An alternative embodiment of a supporting insert 3 is shown in FIG. 4, where four I-shaped ridges 3a' with preferably rounded edges are part of a circular, cylindrical body. This cross-section also provides good protection against rotational slippage of the foam material covering.
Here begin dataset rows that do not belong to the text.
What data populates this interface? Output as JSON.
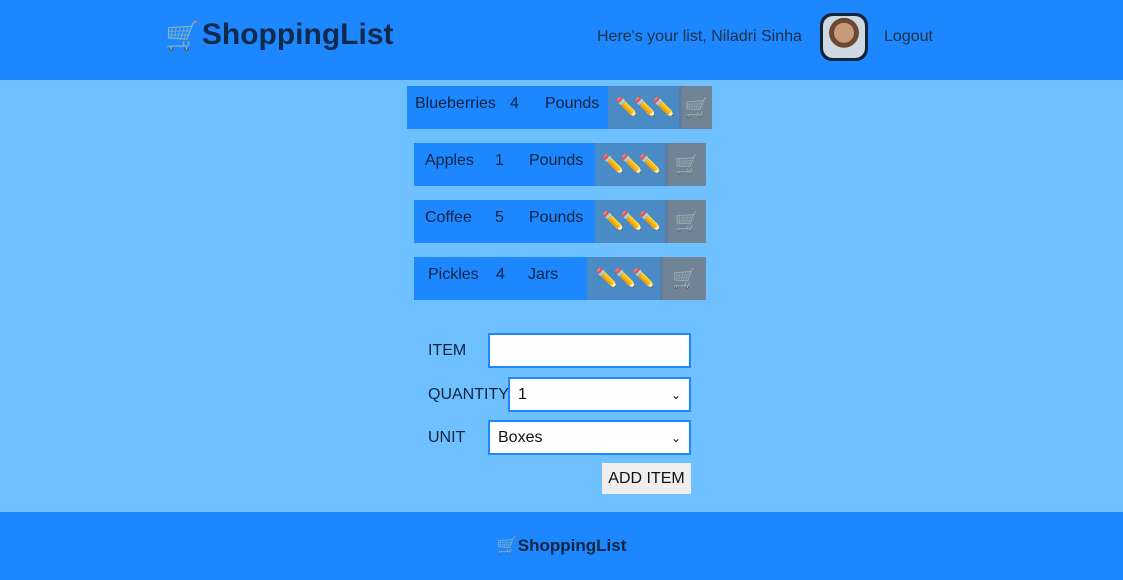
{
  "header": {
    "brand": "ShoppingList",
    "cart_icon": "🛒",
    "greeting": "Here's your list, Niladri Sinha",
    "logout_label": "Logout"
  },
  "items": [
    {
      "name": "Blueberries",
      "quantity": "4",
      "unit": "Pounds",
      "edit_icon": "✏️✏️✏️",
      "delete_icon": "🛒"
    },
    {
      "name": "Apples",
      "quantity": "1",
      "unit": "Pounds",
      "edit_icon": "✏️✏️✏️",
      "delete_icon": "🛒"
    },
    {
      "name": "Coffee",
      "quantity": "5",
      "unit": "Pounds",
      "edit_icon": "✏️✏️✏️",
      "delete_icon": "🛒"
    },
    {
      "name": "Pickles",
      "quantity": "4",
      "unit": "Jars",
      "edit_icon": "✏️✏️✏️",
      "delete_icon": "🛒"
    }
  ],
  "form": {
    "item_label": "ITEM",
    "item_value": "",
    "quantity_label": "QUANTITY",
    "quantity_value": "1",
    "unit_label": "UNIT",
    "unit_value": "Boxes",
    "add_label": "ADD ITEM"
  },
  "footer": {
    "brand": "ShoppingList",
    "cart_icon": "🛒"
  },
  "colors": {
    "header_bg": "#1c87ff",
    "page_bg": "#6ec0ff",
    "action_bg": "#4a8bc6"
  }
}
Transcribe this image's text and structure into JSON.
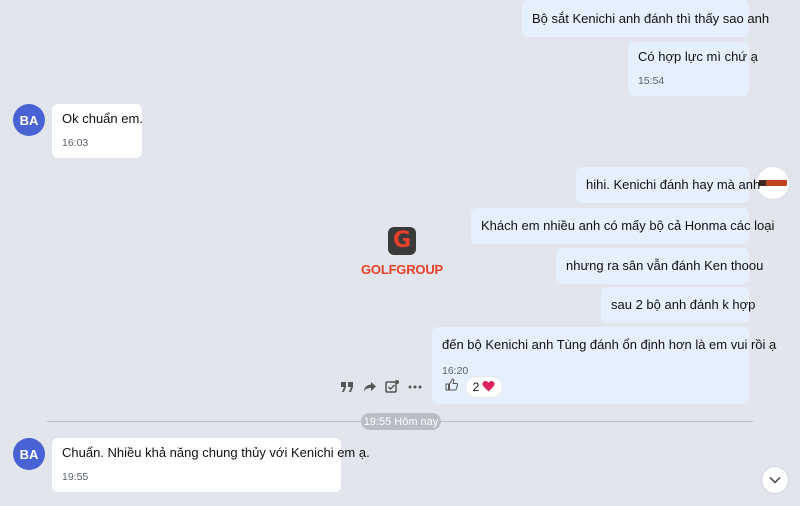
{
  "messages": [
    {
      "text": "Bộ sắt Kenichi anh đánh thì thấy sao anh",
      "time": ""
    },
    {
      "text": "Có hợp lực mì chứ ạ",
      "time": "15:54"
    },
    {
      "avatar": "BA",
      "text": "Ok chuẩn em.",
      "time": "16:03"
    },
    {
      "text": "hihi. Kenichi đánh hay mà anh",
      "time": ""
    },
    {
      "text": "Khách em nhiều anh có mấy bộ cả Honma các loại",
      "time": ""
    },
    {
      "text": "nhưng ra sân vẫn đánh Ken thoou",
      "time": ""
    },
    {
      "text": "sau 2 bộ anh đánh k hợp",
      "time": ""
    },
    {
      "text": "đến bộ Kenichi anh Tùng đánh ổn định hơn là em vui rồi ạ",
      "time": "16:20"
    },
    {
      "avatar": "BA",
      "text": "Chuẩn. Nhiều khả năng chung thủy với Kenichi em ạ.",
      "time": "19:55"
    }
  ],
  "reactions": {
    "count": "2",
    "icons": [
      "like-icon",
      "heart-icon"
    ],
    "heart_color": "#e0245e"
  },
  "divider": {
    "label": "19:55 Hôm nay"
  },
  "watermark": {
    "brand": "GOLFGROUP"
  },
  "hover_actions": [
    "quote-icon",
    "share-icon",
    "task-icon",
    "more-icon"
  ],
  "colors": {
    "my_bubble": "#e6effd",
    "their_bubble": "#ffffff",
    "avatar": "#4a63d4",
    "background": "#e2e5eb"
  }
}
However, with such an arrangement there is a possibility that the foam material will not be compressed everywhere against the cylindrical surfaces of the supporting insert 3; therefore, the protection against rotational slippage is somewhat reduced compared to the embodiment shown in FIG. 2.

Patent Citations
Cited PatentFiling datePublication dateApplicantTitle
US1532682 *Apr 14, 1924Apr 7, 1925Armstrong Cork CoTextile roll and method of making the same
US2167215 *Apr 24, 1937Jul 25, 1939American Mach & FoundrySponge rubber roller and method of making the same
US2287768 *May 4, 1940Jun 30, 1942Du PontRoller having surface of sponge rubber knobs
US2534205 *Jul 3, 1947Dec 12, 1950Johnson & Son Inc S CApparatus for removing water by capillary action from moist perishables
US2715879 *May 23, 1950Aug 23, 1955Wallace & Tiernan IncTrifluorochloroethylene surfaced sheeting roller
US3139826 *Jun 19, 1961Jul 7, 1964Phillips Petroleum CoInking roller for printing machines
US3184828 *Nov 30, 1962May 25, 1965Polymer Processes IncRoll covers
US3611536 *Jun 11, 1969Oct 12, 1971Manfred H GuentherApparatus for applying expansible sheaths to cores
Referenced by
Citing PatentFiling datePublication dateApplicantTitle
US4440295 *Oct 31, 1980Apr 3, 1984Aerofoam Industries (Proprietary) LimitedIdler roller
US4583272 *May 13, 1982Apr 22, 1986Alinabal Inc.Platens for printers
US5439335 *Jun 16, 1994Aug 8, 1995Minnesota Mining And Manufacturing CompanyApparatus for cutting a keyway in a mill roll
US5439435 *Oct 27, 1994Aug 8, 1995Minnesota Mining And Manufacturing CompanyMethod for cutting a keyway in a mill roll
US5493777 *Sep 9, 1994Feb 27, 1996Jason IncorporatedIdler roller and method of making
US5542900 *Jun 2, 1995Aug 6, 1996Jason IncorporatedIdler roller and method of making
US5893821 *Jul 24, 1997Apr 13, 1999Bridgestone CorporationRoller for electrophotographic apparatus
US6151473 *Sep 30, 1997Nov 21, 2000Canon Kabushiki KaishaPeeled toner supply roller and manufacturing method
US6520896 *Jun 22, 2000Feb 18, 2003Voith Sulzer Papiertechnik Patent GmbhElastic roll and a process for producing such a roll
US7156796 *Dec 19, 2003Jan 2, 2007Paxar Americas, Inc.Ink roller
Classifications
U.S. Classification29/450, 492/59, 29/895.32, 29/445
International ClassificationG03D3/13, F16C13/00, B29D99/00
Cooperative ClassificationG03D3/13, B29D99/0035, B29L2031/324, F16C13/00
European ClassificationB29D99/00E2, G03D3/13, F16C13/00